1. First, believe it's possible (have faith)
2. Grab your tool(s)
3. Go to mountain
4. Start digging. One shovel-full at a time.
Note* Steps 1-4 repeated many times multiplied by many people who simply WON’T quit = change to the seemingly immovable.
Now, I’m not talking about moving Chitundo “Mountain” (pictured above). Who would want to do that? It’s much too beautiful where it is, although that could be done using the above formula. Ok, so we’d have to add some extra steps like: use dynamite. My son would be here in a flash!
No, I’m referring to mountains that can seem equally (very, very) large and permanent, like poverty, hunger, inadequate health care and education, etc. Oddly enough, the steps for moving these mountains are the same as for moving the rock-type, although you’d have to add different extra steps here like (instead of dynamite): use love
This week, we here at the mission received some great help from others who arrived, tools in hand, to help with the digging and moving, so to speak.
First, a group from the U.S. (through Mercy Air) came to work on several projects like roofing a few important buildings like a community clinic at Chitundo:
Glad to see Tome wearing eye protection. :)
Day 2, I believe?, and nearly done.
Dwight and I (behind camera) with community leaders, discussing staffing of the clinic.
It's ALWAYS fun to watch people work :P
At the same time, another crew worked on roofing the garage:
Beautiful! And cool in this heat. AND, if you ever run out of tin foil,
you know where to go grab a piece.
Somewhere amid roofing projects, there was some helping to dish up food during lunchtime at the mission school
Handing out soccer of balls...yay!
Much needed orphan home painting took place with the ladies (and helpers):
You can't help but love little helpers.
Joao, caught by surprise, watching as inside his home turns bright with white paint.
Craft/activity/lesson time with the orphans:
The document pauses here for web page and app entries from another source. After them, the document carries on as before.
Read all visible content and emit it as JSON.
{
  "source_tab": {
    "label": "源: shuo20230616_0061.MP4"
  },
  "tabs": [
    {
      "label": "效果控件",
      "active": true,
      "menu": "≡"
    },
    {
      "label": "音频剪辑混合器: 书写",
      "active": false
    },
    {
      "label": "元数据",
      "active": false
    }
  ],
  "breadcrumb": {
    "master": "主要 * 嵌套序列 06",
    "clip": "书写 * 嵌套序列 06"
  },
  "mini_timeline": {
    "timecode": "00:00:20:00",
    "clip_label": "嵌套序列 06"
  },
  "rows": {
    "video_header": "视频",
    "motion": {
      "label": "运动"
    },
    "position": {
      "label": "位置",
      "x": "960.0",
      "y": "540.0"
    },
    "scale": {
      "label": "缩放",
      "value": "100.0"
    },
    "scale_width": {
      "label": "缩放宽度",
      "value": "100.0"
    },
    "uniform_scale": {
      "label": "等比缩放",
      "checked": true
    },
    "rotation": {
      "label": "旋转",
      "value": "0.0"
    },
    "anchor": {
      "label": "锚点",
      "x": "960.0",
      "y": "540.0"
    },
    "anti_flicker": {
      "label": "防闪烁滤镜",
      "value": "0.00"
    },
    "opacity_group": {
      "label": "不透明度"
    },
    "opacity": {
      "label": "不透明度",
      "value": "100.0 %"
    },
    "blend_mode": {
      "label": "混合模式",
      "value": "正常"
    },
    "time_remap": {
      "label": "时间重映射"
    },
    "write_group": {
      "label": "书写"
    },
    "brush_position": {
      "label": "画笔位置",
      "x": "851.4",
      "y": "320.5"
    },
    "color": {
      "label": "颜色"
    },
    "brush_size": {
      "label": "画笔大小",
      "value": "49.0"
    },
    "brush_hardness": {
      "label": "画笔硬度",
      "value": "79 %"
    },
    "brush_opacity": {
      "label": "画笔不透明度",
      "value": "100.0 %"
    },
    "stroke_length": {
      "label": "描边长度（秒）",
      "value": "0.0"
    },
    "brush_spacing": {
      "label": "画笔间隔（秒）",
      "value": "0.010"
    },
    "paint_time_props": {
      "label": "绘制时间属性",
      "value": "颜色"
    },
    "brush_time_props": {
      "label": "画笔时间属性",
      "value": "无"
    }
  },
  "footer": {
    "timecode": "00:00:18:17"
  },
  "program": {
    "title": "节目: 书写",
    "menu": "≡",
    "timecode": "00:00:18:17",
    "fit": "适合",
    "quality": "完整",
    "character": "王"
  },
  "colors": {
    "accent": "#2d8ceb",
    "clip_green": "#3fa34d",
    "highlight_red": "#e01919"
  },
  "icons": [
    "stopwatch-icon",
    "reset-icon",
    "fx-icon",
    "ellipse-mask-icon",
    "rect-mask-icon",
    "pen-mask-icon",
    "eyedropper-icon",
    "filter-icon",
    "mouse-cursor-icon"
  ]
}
Keren’s uncle and cousin arrived as well this week and soon got to work. Rick (her uncle, not the other Rick here :P) had barely arrived before being called on to tackle repairing a small generator.
Then there were all those mission vehicles at various stages of disrepair...
The old Isuzu is definitely a faith (+hard work) project!
She sort of got gutted.
After some TLC by these guys, the doors were soon opening and shutting, automatic locks were working, and the windows were working again! (Rick is also an author and blogger so click here to check his sites out.)
Below: This week Mateus (a student who is blind) received a talking watch so he could keep track of time. Matthew and Carey took some time teaching him how to use it and teaching him his numbers in English!
Thus wraps up a week of mountain moving. Phew! Thanks everyone--both big and small--for believing, grabbing a tool, digging, and of course, loving.
PS: The team flies back to South Africa on Sunday and will take Bero with them. His surgery is booked for Wednesday.
PPS: Thanks Barb, Rick and Carey for most of the photos on here!